What is sleep apnea?
Sleep apnea is a sleep disorder involving multiple periods of interrupted breathing, resulting in a disrupted sleep pattern. This ultimately results in fatigue and drowsiness throughout the day since the body was unable to fully recuperate during sleep.
There are three classifications of sleep apnea: central, obstructive and mixed.
Central - by far the rarest of the three types, central sleep apnea is caused by a failure of the respiratory system to function correctly. Even though the airway is entirely clear, your body is unable to breathe properly.
Obstructed - by far the most common, obstructed sleep apnea occurs when your respiratory system is willing and able to function, but is hindered by the presence of a blockage. This blockage can directly result in heavy snoring.
Mixed - in mixed sleep apnea, a combination of the two factors results in disrupted sleep. There is both some sort of blockage preventing respiratory effort, and there is an associated physiological conditioning by the body that results in a diminished respiratory effort. After a long period of time with obstructed sleep apnea, an individual may develop central sleep apnea, which is then referred to as mixed sleep apnea.
Thankfully, there are many different ways of treating sleep apnea, ranging from temporary alleviation of symptoms to thorough surgical procedures meant to eradicate the disorder.
CPAP - The most common way to treat sleep apnea is through continuous positive airway pressure (CPAP), a device that is used at night to prevent sleep apnea. The device is worn during sleep and functions as a mask that pushes air into the nostrils, which creates a pressurized environment. One of the major complaints with CPAP is that it is uncomfortable, since it is a bulky apparatus that must be worn every night. However, it is a relatively cheap and reliable way of eliminating sleep apnea.

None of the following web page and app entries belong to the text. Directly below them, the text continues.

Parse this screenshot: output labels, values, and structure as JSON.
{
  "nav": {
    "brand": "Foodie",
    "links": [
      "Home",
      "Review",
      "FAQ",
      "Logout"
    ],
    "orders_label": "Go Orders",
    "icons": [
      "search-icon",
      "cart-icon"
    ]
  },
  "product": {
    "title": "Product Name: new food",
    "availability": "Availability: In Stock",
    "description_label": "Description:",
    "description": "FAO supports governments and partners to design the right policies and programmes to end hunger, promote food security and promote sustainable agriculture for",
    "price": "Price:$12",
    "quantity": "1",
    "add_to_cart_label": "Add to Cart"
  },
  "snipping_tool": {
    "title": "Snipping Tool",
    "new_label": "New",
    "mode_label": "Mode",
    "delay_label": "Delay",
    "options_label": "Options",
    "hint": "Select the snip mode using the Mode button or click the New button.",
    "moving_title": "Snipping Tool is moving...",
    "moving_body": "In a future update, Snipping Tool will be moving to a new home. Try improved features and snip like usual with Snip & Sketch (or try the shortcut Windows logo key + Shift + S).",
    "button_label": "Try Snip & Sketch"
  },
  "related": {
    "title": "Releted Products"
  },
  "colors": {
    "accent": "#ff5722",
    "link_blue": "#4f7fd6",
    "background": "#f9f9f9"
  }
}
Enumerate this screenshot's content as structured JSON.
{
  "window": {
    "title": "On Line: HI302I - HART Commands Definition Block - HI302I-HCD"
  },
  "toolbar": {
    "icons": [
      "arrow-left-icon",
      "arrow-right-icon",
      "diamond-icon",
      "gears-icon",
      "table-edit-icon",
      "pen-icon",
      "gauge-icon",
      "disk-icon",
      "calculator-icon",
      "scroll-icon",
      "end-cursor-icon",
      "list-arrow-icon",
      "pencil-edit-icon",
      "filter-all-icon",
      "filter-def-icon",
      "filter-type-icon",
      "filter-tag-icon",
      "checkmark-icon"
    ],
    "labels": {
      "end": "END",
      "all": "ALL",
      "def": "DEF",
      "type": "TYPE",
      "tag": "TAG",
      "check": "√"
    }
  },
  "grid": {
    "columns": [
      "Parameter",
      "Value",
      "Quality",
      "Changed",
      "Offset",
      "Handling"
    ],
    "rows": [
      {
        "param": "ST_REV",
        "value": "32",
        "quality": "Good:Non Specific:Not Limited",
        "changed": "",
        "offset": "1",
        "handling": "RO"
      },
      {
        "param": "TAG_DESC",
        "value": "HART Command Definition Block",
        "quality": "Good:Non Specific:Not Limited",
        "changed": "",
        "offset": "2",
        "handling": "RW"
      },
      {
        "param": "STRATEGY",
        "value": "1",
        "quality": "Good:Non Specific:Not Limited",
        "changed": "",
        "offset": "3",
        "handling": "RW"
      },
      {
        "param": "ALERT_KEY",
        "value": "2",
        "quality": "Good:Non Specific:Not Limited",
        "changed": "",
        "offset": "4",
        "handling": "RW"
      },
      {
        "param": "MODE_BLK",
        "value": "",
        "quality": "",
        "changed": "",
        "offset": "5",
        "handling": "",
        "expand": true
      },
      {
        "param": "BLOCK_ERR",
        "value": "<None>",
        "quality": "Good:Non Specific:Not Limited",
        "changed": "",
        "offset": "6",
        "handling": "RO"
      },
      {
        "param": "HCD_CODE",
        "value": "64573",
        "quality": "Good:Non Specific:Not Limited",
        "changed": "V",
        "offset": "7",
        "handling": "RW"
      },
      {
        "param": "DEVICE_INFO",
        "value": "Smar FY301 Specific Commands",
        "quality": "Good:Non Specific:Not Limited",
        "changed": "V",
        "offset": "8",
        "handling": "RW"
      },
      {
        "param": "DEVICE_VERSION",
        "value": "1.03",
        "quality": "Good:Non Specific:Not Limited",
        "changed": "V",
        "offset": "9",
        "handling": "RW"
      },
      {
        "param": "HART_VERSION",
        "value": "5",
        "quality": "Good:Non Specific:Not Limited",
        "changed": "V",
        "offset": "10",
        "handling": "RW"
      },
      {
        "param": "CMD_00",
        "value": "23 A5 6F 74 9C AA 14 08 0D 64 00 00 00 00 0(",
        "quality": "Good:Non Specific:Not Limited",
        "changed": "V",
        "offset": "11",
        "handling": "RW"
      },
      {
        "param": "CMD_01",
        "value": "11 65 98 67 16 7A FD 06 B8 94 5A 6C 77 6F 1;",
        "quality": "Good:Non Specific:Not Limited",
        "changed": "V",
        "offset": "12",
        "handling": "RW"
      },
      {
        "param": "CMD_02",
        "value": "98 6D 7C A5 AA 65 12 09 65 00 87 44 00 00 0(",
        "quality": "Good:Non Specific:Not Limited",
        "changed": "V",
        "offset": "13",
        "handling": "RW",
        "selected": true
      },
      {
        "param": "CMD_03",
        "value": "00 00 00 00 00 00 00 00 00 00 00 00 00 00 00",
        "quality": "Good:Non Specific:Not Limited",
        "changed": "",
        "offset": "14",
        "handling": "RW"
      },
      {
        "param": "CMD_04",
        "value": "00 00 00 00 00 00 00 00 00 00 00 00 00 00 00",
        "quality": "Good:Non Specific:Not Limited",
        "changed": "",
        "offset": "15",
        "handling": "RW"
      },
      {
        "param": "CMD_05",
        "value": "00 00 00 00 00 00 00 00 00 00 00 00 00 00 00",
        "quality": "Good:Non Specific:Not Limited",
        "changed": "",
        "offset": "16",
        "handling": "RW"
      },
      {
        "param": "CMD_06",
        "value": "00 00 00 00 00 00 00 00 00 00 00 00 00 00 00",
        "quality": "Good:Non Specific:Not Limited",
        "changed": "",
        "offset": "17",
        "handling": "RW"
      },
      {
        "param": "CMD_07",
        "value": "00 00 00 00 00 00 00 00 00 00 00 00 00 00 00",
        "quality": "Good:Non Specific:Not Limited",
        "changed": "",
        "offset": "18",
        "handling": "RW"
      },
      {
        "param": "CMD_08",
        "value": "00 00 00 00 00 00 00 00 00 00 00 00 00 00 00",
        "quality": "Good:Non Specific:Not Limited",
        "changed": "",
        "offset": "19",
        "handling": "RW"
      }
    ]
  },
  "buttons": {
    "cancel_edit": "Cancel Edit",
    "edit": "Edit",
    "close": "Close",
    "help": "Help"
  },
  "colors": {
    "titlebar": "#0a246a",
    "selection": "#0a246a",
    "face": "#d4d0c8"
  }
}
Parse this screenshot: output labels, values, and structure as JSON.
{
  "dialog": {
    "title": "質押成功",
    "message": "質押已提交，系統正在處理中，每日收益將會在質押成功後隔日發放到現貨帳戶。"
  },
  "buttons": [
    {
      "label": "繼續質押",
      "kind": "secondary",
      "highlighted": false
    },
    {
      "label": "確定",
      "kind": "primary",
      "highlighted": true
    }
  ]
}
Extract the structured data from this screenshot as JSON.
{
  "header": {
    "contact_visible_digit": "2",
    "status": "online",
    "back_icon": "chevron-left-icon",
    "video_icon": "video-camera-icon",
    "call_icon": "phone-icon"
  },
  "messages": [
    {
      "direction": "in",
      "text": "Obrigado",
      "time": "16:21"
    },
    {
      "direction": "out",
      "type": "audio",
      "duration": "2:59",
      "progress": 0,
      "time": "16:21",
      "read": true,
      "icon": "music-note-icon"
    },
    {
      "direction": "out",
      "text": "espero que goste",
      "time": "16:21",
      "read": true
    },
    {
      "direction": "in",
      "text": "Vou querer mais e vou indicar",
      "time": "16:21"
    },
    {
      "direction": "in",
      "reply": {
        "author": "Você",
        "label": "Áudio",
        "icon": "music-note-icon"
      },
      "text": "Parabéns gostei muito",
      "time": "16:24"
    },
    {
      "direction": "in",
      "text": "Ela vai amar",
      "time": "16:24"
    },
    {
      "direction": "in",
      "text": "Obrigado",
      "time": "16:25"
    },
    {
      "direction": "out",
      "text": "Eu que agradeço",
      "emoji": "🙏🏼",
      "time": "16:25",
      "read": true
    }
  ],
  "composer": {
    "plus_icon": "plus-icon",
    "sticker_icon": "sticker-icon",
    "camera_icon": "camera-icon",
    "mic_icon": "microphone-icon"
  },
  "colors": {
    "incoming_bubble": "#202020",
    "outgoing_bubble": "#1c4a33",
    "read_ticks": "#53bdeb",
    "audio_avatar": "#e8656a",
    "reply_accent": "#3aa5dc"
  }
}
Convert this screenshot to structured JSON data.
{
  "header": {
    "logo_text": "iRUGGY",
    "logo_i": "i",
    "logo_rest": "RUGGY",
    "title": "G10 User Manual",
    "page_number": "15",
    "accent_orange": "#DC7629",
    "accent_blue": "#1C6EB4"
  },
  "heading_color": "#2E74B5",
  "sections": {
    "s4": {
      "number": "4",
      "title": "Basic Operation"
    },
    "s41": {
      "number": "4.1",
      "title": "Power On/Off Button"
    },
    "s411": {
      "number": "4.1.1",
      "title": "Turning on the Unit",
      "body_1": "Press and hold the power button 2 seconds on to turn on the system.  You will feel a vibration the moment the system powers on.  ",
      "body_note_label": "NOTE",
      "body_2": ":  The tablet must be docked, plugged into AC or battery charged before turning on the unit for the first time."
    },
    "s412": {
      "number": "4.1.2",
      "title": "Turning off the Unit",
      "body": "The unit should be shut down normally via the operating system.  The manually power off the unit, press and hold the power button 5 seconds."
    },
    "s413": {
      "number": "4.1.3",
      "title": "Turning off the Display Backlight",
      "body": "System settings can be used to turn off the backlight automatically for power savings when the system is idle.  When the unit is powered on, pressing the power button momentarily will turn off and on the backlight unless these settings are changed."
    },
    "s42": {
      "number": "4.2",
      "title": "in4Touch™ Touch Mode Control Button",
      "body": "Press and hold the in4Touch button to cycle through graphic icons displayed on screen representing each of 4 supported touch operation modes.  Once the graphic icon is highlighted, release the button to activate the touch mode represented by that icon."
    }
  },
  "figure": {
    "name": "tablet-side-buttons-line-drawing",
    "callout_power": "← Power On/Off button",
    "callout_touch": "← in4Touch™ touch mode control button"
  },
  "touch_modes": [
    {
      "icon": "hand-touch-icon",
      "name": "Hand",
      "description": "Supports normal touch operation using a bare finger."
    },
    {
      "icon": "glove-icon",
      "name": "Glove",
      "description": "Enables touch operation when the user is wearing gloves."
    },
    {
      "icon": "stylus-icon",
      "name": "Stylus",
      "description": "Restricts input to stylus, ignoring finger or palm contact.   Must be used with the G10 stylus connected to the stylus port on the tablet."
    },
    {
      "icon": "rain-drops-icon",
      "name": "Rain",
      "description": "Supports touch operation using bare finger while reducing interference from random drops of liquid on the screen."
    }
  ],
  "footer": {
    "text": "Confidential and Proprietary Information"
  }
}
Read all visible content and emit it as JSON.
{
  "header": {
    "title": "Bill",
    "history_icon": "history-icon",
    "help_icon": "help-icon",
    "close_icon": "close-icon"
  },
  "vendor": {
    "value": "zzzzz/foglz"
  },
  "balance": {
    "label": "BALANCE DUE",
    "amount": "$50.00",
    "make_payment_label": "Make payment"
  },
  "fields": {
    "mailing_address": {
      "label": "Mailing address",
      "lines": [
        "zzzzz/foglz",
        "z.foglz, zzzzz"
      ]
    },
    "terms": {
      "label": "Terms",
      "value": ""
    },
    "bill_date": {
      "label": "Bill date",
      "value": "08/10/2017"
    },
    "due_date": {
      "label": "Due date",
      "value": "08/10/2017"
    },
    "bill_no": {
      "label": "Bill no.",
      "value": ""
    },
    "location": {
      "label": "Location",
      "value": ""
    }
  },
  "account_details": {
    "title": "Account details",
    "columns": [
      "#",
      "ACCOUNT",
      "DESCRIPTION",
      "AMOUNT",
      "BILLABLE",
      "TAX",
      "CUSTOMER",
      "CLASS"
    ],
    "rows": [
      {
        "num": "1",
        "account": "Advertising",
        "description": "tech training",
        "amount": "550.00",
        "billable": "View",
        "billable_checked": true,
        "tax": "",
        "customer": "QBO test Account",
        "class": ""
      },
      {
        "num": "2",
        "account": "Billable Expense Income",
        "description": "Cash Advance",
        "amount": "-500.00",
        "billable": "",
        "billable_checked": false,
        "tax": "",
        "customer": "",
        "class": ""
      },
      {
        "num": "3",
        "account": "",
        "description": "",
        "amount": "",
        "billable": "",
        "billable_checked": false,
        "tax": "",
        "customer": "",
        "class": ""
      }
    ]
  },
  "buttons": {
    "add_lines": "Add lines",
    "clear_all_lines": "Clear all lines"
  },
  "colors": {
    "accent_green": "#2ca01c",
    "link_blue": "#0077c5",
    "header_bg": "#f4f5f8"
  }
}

Surgery - There are several different areas that are commonly operated on, including the nasal passage, the pharynges, and the base of the tongue. Your doctor will be able to tell you which option is best suited for your specific sleep apnea, since each surgery has a slightly different effect on the patient.
For more information about sleep apnea, speak to a professional such as William C. Gardner, DDS, PA.